I read a twitter post that made me happy. Lynn Cahoon is coming out with a new series, The Kitchen Witch. I’m a fan of her Tourist Trap mysteries. Add a witch to her whodunnits, and I’m in. I have a soft spot for nice witches and magic.
Way, way back when I wrote urban fantasies as Judith Post, I wrote a lot of Babet & Prosper short reads. Babet was a witch, and Prosper was a bear shifter and a detective for supernatural crimes. They lived in a city with a feel a bit like New Orleans. I wrote them mostly for fun, like I write Muddy River now as Judi Lynn. When I signed with Kensington to write romances, though, I left all of my urban fantasy behind.

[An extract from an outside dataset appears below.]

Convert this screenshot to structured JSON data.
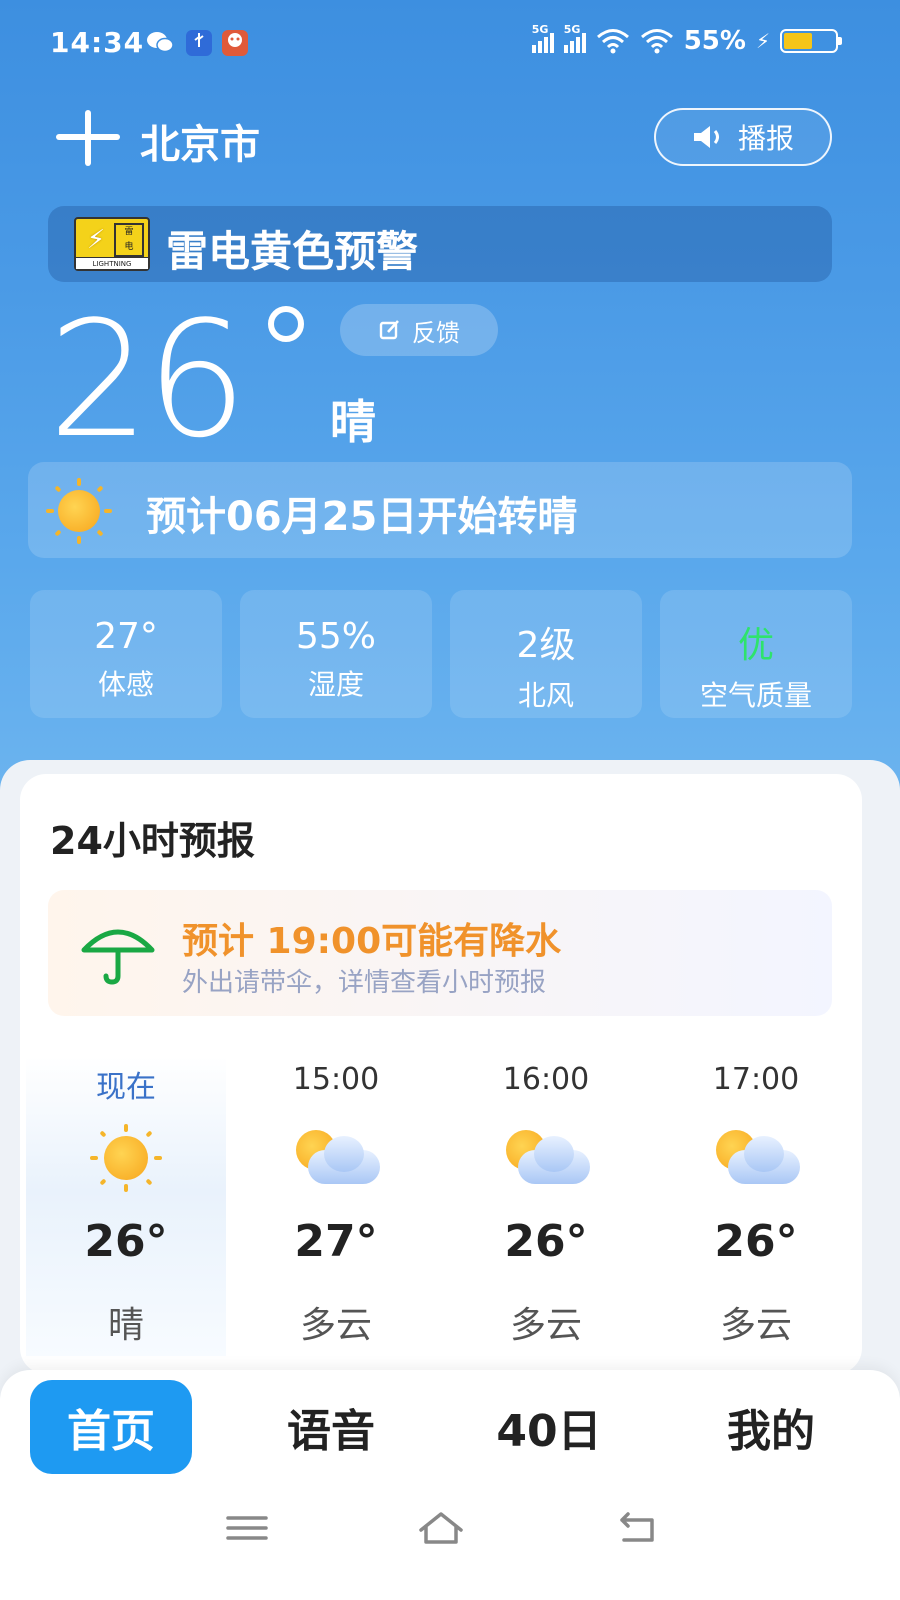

After I wrote six Mill Pond romances, my editor let me try writing a cozy mystery, and that’s how the Jazzi Zanders mysteries came to be. But I missed the world of magic, and I noticed there were a lot of witch and wizard mysteries making their way onto Amazon. I bought and enjoyed quite a few of them–witches who worked in chocolate shops, in bakeries, in small towns. A lot of them had art for covers instead of models. Paintings of witches with black, pointy hats and black dresses. A lot of them were fun, light-hearted mysteries, and I enjoy them.
That’s not what I wrote when I started Muddy River, though. And that’s probably a marketing mistake, but I don’t have a lot of confidence in my ability to write humor. I used it in my first romance–COOKING UP TROUBLE, because I didn’t have much confidence that I could write romance either:) I’m still not sure either is my strong point. Mae Clair, who wrote the Hode’s Hill suspense series that I love, turned to humor for her short read, IN SEARCH OF McDOOGLE, and she nailed it. McDoogle was the perfect read for the end of a long, tiring day.
I like humor. Sometimes, I’m even funny. I’m just not a natural at it. But I’ve noticed that it works really well with good witches. And when Lynn Cahoon’s book comes out late August, I’m looking forward to see what her witch is up to.